    • Snack included

    • Limited seats

    • Active excursions recommended only for guests in good physical health

      Difficulty Level

    • Duration
      6:30 h

The excursions in the programme are intended to provide MSC Guests with an idea of the different tours that can be arranged in each port of call; this programme is merely a guide and confirmation of each excursion and its description and prices will be made during your cruise. 
Shore excursions programs and itineraries may vary depending on local conditions and/or any unforeseen events in relation to the timing on the day of the tour.
Some excursions are very popular and therefore availability cannot always be guaranteed, it is advisable to book in advance to avoid disappointment. The guides are guaranteed in English. Only for South America cruises, the guides are guaranteed in Brazilian Portuguese. Narration in other languages depends on the availability of guides. Please note that the final language of the tour will be confirmed on board during the cruise.

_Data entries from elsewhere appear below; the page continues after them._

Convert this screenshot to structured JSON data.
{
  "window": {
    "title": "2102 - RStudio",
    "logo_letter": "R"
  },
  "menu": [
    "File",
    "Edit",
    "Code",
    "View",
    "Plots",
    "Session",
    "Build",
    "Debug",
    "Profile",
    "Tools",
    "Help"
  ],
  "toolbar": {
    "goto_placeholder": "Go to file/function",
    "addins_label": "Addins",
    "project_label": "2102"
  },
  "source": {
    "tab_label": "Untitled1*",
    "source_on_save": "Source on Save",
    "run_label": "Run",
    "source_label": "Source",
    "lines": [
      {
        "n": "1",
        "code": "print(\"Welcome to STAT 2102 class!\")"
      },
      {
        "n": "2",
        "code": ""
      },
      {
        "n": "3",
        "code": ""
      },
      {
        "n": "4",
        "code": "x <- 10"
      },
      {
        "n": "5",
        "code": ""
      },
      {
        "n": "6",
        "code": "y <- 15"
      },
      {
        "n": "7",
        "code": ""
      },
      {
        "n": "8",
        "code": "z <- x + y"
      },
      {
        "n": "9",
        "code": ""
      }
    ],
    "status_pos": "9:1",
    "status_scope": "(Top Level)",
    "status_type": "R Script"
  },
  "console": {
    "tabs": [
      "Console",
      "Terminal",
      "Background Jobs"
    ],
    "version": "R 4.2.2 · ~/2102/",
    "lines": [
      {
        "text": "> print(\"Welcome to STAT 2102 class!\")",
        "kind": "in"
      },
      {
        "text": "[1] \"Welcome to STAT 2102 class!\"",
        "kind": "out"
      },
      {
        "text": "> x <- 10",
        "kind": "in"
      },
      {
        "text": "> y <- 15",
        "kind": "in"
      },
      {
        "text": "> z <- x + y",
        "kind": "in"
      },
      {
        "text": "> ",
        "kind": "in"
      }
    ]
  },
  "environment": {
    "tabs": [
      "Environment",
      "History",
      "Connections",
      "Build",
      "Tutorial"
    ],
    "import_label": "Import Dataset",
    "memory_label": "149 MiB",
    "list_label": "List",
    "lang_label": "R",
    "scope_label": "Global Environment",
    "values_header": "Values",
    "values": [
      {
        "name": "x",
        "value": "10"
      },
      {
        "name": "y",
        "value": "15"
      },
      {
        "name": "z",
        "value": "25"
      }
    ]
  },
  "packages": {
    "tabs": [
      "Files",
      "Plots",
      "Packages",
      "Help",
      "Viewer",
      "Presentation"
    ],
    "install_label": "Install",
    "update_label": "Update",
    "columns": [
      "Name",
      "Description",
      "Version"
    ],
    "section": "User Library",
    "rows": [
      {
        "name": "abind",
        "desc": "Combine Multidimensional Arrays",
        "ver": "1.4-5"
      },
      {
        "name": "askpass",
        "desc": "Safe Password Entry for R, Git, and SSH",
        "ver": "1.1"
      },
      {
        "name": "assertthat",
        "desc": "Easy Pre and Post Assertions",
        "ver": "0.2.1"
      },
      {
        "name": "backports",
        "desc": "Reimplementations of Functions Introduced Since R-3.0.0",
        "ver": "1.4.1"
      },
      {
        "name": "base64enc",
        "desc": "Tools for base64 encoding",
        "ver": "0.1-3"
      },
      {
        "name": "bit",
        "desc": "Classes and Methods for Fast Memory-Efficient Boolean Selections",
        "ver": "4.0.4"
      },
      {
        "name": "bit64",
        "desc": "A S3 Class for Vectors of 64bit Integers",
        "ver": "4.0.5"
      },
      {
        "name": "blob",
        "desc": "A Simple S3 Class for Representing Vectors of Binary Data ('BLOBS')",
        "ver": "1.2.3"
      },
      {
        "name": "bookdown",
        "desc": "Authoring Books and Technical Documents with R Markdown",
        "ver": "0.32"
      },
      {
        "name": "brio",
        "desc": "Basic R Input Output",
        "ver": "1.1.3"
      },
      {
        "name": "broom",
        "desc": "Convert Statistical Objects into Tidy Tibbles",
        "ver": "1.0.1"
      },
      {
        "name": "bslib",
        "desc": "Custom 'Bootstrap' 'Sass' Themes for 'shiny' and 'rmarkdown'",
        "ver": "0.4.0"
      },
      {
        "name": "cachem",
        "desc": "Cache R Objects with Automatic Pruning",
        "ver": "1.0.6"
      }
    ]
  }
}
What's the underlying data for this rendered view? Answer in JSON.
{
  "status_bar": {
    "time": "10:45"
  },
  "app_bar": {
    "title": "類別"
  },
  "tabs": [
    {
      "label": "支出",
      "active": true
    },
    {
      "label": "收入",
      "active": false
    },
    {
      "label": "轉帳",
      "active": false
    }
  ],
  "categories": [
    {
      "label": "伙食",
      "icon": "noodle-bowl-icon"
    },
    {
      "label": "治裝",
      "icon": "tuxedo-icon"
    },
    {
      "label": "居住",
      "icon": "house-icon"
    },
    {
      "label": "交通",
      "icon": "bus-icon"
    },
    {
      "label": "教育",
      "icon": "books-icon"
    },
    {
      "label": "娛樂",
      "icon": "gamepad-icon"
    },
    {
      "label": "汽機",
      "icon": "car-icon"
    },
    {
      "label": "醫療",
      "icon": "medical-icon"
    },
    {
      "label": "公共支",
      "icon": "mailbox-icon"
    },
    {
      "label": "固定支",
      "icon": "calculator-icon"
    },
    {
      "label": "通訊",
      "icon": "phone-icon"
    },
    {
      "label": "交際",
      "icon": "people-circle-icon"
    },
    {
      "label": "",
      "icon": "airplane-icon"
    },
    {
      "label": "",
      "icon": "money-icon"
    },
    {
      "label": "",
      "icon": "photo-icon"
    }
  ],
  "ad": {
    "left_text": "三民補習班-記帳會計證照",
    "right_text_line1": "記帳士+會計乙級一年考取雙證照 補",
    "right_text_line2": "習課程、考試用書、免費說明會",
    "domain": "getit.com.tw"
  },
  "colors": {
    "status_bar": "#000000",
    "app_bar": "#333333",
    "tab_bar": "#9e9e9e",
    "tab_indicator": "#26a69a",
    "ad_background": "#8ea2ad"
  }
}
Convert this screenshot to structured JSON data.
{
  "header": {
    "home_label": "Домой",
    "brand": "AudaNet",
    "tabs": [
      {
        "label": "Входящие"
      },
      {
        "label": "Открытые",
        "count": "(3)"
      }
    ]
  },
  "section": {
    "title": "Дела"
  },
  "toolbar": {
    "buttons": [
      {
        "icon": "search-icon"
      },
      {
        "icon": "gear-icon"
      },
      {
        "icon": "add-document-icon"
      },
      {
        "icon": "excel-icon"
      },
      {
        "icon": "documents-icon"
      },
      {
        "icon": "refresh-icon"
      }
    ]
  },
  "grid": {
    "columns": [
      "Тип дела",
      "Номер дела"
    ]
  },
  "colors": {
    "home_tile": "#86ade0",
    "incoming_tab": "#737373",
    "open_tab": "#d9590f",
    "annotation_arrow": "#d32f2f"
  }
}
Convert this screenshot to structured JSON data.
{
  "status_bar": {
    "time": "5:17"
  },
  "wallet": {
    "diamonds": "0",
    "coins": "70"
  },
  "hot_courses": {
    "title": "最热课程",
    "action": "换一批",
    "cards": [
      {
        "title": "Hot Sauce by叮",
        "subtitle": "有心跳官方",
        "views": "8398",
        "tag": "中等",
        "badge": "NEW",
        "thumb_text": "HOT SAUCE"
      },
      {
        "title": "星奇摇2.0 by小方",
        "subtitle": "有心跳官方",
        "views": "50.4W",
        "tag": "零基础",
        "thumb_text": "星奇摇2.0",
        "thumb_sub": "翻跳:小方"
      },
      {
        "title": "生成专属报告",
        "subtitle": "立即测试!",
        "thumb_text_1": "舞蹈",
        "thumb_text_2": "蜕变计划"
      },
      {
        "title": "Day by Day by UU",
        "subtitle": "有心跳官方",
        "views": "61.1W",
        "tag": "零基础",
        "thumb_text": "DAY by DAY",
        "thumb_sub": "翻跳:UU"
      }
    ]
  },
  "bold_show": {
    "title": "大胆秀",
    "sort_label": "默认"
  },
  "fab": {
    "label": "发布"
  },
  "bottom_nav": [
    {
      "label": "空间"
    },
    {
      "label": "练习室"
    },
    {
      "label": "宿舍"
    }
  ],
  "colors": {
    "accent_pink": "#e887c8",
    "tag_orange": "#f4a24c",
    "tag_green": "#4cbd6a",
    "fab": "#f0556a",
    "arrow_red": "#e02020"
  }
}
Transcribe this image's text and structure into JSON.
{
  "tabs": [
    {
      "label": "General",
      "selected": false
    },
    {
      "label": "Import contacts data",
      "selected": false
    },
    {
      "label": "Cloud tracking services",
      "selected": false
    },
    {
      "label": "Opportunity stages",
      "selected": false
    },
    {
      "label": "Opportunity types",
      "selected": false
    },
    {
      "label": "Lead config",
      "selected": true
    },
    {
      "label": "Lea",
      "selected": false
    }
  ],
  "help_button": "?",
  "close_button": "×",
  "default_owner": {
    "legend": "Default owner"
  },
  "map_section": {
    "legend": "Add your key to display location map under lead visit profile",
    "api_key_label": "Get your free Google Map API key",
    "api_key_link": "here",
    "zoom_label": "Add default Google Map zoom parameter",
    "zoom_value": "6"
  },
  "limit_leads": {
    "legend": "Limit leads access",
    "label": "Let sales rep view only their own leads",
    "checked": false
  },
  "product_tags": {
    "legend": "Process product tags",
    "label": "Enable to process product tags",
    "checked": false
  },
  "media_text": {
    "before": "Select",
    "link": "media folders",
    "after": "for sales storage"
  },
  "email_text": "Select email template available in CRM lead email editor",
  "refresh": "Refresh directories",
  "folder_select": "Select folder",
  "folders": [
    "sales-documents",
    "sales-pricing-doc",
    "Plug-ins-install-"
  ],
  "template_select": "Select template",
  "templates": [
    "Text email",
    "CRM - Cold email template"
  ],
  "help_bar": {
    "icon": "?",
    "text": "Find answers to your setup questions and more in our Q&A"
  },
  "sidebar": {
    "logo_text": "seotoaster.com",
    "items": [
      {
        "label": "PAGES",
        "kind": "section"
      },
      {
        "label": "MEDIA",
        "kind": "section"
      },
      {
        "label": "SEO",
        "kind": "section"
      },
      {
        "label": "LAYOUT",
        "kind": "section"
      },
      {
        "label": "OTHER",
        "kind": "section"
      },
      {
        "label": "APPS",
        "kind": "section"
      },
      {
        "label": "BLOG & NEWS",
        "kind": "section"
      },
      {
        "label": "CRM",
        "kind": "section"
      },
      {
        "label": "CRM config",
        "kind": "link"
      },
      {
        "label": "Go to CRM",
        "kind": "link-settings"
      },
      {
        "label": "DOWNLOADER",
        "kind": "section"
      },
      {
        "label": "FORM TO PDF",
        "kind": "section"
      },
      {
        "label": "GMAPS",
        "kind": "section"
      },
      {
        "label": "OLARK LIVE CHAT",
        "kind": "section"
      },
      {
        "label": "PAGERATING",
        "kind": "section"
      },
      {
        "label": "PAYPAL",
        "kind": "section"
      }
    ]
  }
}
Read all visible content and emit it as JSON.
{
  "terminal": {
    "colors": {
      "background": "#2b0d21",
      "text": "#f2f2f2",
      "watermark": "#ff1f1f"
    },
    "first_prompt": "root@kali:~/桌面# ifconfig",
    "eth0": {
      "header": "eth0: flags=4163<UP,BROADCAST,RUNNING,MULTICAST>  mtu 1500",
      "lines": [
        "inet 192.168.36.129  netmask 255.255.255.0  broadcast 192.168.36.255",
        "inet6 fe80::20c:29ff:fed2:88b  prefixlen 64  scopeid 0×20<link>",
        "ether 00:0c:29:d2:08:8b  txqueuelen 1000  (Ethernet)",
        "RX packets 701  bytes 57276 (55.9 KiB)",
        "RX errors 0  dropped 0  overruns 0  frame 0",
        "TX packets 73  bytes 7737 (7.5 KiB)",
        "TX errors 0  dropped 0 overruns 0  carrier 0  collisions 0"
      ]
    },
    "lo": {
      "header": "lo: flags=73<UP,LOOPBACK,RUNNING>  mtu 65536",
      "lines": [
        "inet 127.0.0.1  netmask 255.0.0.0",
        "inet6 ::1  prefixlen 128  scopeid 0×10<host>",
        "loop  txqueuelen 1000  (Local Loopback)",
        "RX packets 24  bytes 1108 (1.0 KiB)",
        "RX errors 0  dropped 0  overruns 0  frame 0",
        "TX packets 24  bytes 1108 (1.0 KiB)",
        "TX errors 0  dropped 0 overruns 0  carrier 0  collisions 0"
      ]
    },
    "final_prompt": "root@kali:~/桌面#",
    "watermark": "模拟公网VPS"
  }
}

Under the shade of a sombrero
Under the shade of a sombrero

One of the world’s great civilizations, Mexico is a great cruise destination with its melange of Mesoamerican cultures, modern indigenous tribes and Spanish traditions; it’s a vibrant modern economy too, the biggest in Latin America after Brazil.

Mexico’s landscapes are just as diverse, from the shimmering blue coastline of Baja California and the iconic cactus-strewn deserts of the north, to the Mayan villages and gorgeous palm-smothered beaches of the Caribbean Sea. You can climb volcanoes, watch whales, swim underground and tour tequila farms during your holiday to Mexico.

And sprinkled throughout you’ll find richly adorned colonial churches, giant ancient pyramids and a sophisticated cuisine that has little in common with the world of nachos and burritos. Despite the inevitable influence of the US and close links with the rest of the Spanish-speaking world, the country remains resolutely individual. The music that fills the plazas in the evenings, the buildings that circle around them, even the smells emanating from a row of taco carts: they all leave you without any doubt about where you are.

 Many first-time visitors are surprised to find that Mexico is far from being a “developing” nation: the country has a robust economy, the world’s fourteenth largest, a remarkably thorough and efficient internal transport system and a vibrant contemporary arts and music scene.